It is important to remember that every player is an individual and must be treated as one. Some people may be able to train for 12hrs but others for only 8hrs. However, this can change over time as your body becomes fitter and can adapt to different loads of training i.e. how many times a week and whether those sessions are hard or easy.

Injury prevention

Injuries are all too common in sport and whilst playing can provide you with the best memories of your life an injury can quickly change your perspective. What we want to try and achieve is a platform to allow you to continue to play and be involved in the game and it all starts with the little things. Whilst they may seem pointless it cannot be stressed enough to be balanced in your ability to train stretch and recover.

The exercises provided in this programme target an improvement in strengthening weak muscles and increasing range of flexibility in tight muscles.
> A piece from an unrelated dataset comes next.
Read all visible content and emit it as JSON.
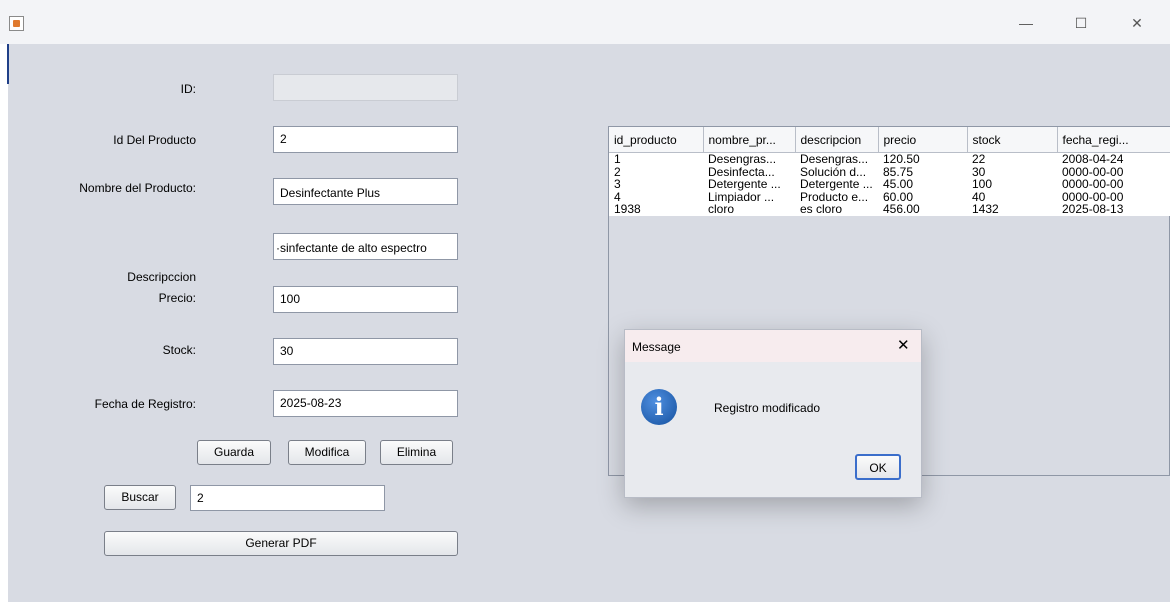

Throughout the programme it may occur that the programme becomes too easy or in some cases to difficult. If this is the case we recommend you move onto the next week or remain in the current week until you feel as though you can progress. Remember it is always important to push yourself but be conscious of how much your body can handle.

Getting in touch

If you are unsure how much individual training is too much, have any current injuries that we should know about, want to push yourself to the next level or have any other questions don’t hesitate to get in touch with our AFL Staff who can’t wait to help you become a smarter and better educated athlete.

Strength and Conditioning terminology
  • Fartlek training: A form of training method that incorporates fast running intermixed with periods of slower running
  • Aerobic training: Also known as cardio is a period of sustained exercise at a low to high intensity for a relatively long distance
  • Functional movement: Are exercises that use the essential muscles and joints replicable in sport movements i.e. the squat and contesting a mark in AFL
  • Overloading: Is the result of athletes putting their body’s under too much stress which ultimately results in long-term injury.  
Engaging your core
  • Pull your belly button to your spine
Neutral spine
  • No arch in your back
  • Keep spine, head and neck aligned
Breathing technique
  • Breathing out during the effort phase of an exercise